The International Air Transport Association (IATA) has announced that air travel is still struggling to recover from the Covid-19 pandemic, with demand still significantly below pre-Covid-19 levels because of international travel restrictions. Passenger demand performance for June 2021 is showing only a very slight improvement in both international and domestic air travel markets.
1. Summer 2019 versus summer 2021
Whilst June 2019 followed a normal demand pattern, when compared with June 2021 it is clear the the industry is still suffering. Total demand for air travel (measured in revenue passenger kilometres or RPKs) in June 2021 was down 60.1% compared to June 2019, a small improvement over the 62.9% decline recorded in May 2021 versus May 2019. Meanwhile international demand in June 2021 was 80.9% below June 2019, an improvement from the 85.4% decline recorded in May 2021 versus two years ago. All regions with the exception of Asia-Pacific contributed to the slightly higher demand. Total domestic demand was down 22.4% versus pre-crisis levels in June 2019, a slight gain over the 23.7% decline recorded in May 2021 versus the 2019 period. The performance across key domestic markets was mixed with Russia reporting robust expansion while China returned to negative territory.
We are seeing movement in the right direction, particularly in some key domestic markets. But the situation for international travel is nowhere near where we need to be. June should be the start of peak season, but airlines were carrying just 20% of 2019 levels. That’s not a recovery, it’s a continuing crisis caused by government inaction.Willie Walsh, IATA’s Director-General.
2. International Passenger Markets
Looking at international air traffic, Asia-Pacific airlines’ June international traffic fell 94.6% compared to June 2019, unchanged from the 94.5% May comparison and the region had the steepest traffic declines for an eleventh consecutive month. European carriers saw their June international traffic decline 77.4% versus June 2019, a gain from the 85.5% decrease in the May comparison, whilst Middle Eastern airlines posted a 79.4% demand drop in June compared to June 2019, improving from the 81.3% decrease in May, versus the same month in 2019. North American carriers’ June demand fell 69.6% compared to the 2019 period, improving from the 74.2% decline in May versus two years ago and Latin American airlines saw a 69.4% drop in June traffic compared to the same month in 2019, improved over the 75.3% decline in May compared to May 2019. African airlines’ traffic decreased 68.2% in June versus the same month two years ago, an improvement from the 71.5% decline in May compared to May 2019.
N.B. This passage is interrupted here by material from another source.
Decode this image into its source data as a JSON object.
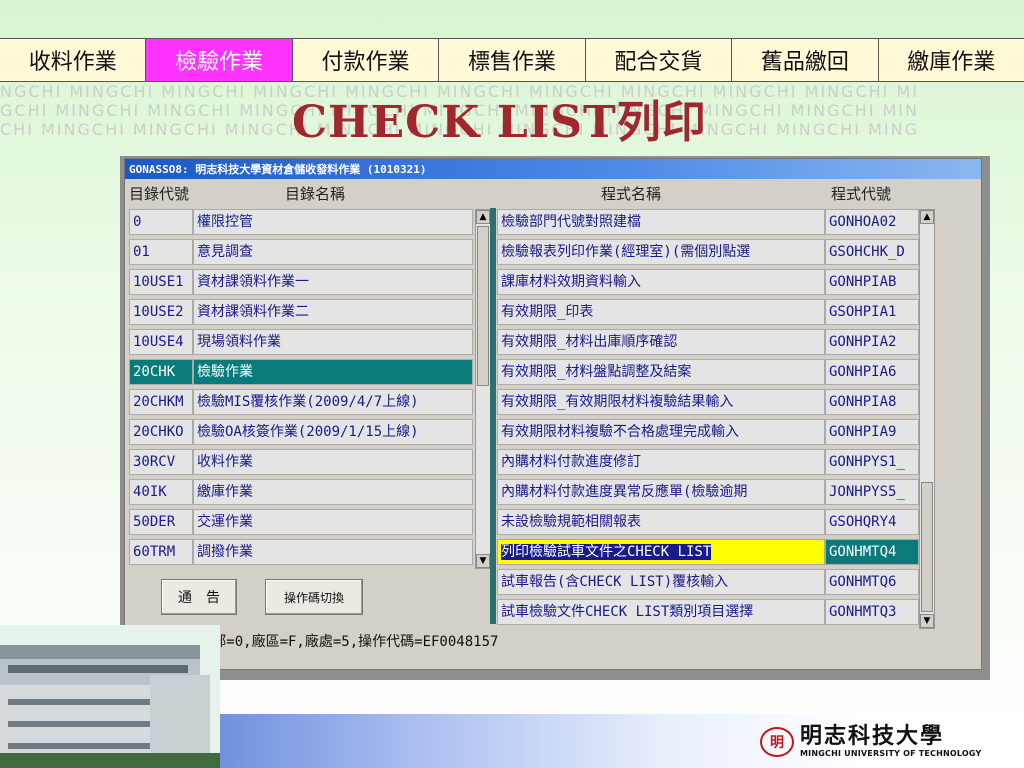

3. Domestic Passenger Markets
Regarding domestic traffic, China’s domestic traffic returned to negative territory in June, declining 10.8% compared to June 2019, following a 6.3% growth in May versus the same period in 2019. New restrictions had been introduced following a COVID-19 outbreak in several Chinese cities. US domestic traffic improved from a 25.4% decline in May versus the same month in 2019, to a 14.9% decline in June. Life in the US was starting to see some normalcy following the easing of measures and the rapid rollout of the COVID-19 vaccination.
4. Summer air travel continues to be disappointing
Walsh explained that the the hope of seeing a significant revival in international traffic during the Northern Hemisphere summer is getting increasingly unlikely. He stated that “many governments are not following the data or the science to restore the basic freedom of movement. Despite growing numbers of vaccinated people and improved testing capacity, we are very close to losing another peak summer season on the important trans-Atlantic market.” He also criticised the UK’s “flip-flop to reinstate quarantine for vaccinated arrivals from France”, calling it “the kind of policy development that destroys consumer confidence when it is most needed”.
Speaking about moving forwards, Walsh said, “A risk-managed re-connecting of the world is what we need. Vaccinated travellers should have their freedom of movement returned. An efficient testing regime can sufficiently manage risks for those unable to be vaccinated. This is the underlying message in the latest WHO travel guidance.” He highlighted that some countries, including the UK, Singapore and Canada, which have indicated timelines to open their borders without quarantine for vaccinated travellers, whilst the European Commission has recommended that its member states adopt travel protocols that are closely aligned with the WHO—including testing for unvaccinated travellers. He said that if the US, who are leaders in vaccinating their populations, would make similar moves to re-open borders in line with the WHO guidance by the US, this would give critical impetus to demonstrating that we can live and travel while managing the risks of COVID-19.